Well, Mattis was possibly lying back then, or at least saying what he thought would play well on television and in the newspapers. On November 14th, the day after the BBC story about Raqqa broke, he lied again, saying that the United States is in Syria under a U.N. authorization to fight ISIS, which is not true. The Russians have been invited into the country by its legitimate government but the U.S. is not there legally. The Turks are claiming that there are 13 U.S. military bases already in Syria, some of which are permanent.
Mattis added to his bit of fiction by stating, somewhat ominously, that while the first phase of the ISIS war is coming to an end “Basically we can go after ISIS. And we’re there to take them out. But that doesn’t mean we just walk away and let ISIS 2.0 pop back around. The enemy hasn’t declared they’re done with the war yet. So, we’ll keep fighting them as long as they want to fight.”
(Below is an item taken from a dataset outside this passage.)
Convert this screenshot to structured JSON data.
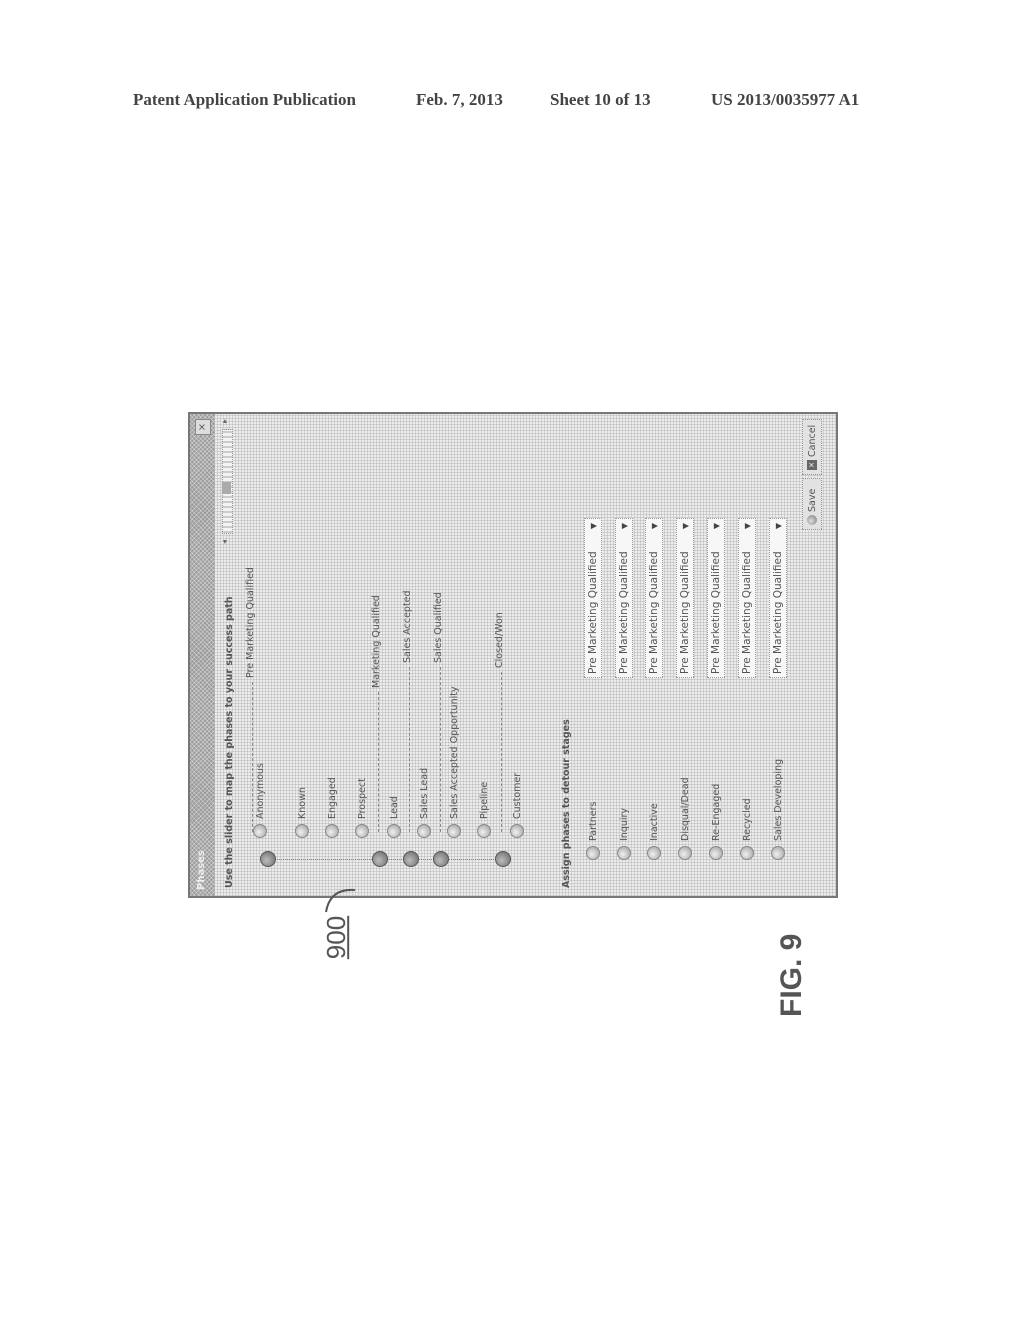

A waggish friend of mine suggested that Mattis might be deliberately selectively releasing ISIS fighters so the U.S. will never have to leave Syria, but my own theory is somewhat different. I think that Washington, which has done so little to defeat ISIS, wants some threat to continue so it can keep its own “resistance forces” in place and active to give it a seat at the table and a voice at the upcoming Geneva discussions for a political settlement in Syria. Otherwise Washington will be outside looking in. The unspeakable Nikki Haley at the U.N. appears to endorse that line of thinking by asserting that Washington will continue “to fight for justice” in Syria no matter what the rest of the world decides to do.
Does this mean that we can expect considerable fumbling and a game with no exit strategy, something like a replay of Afghanistan, Iraq and Libya? You betcha.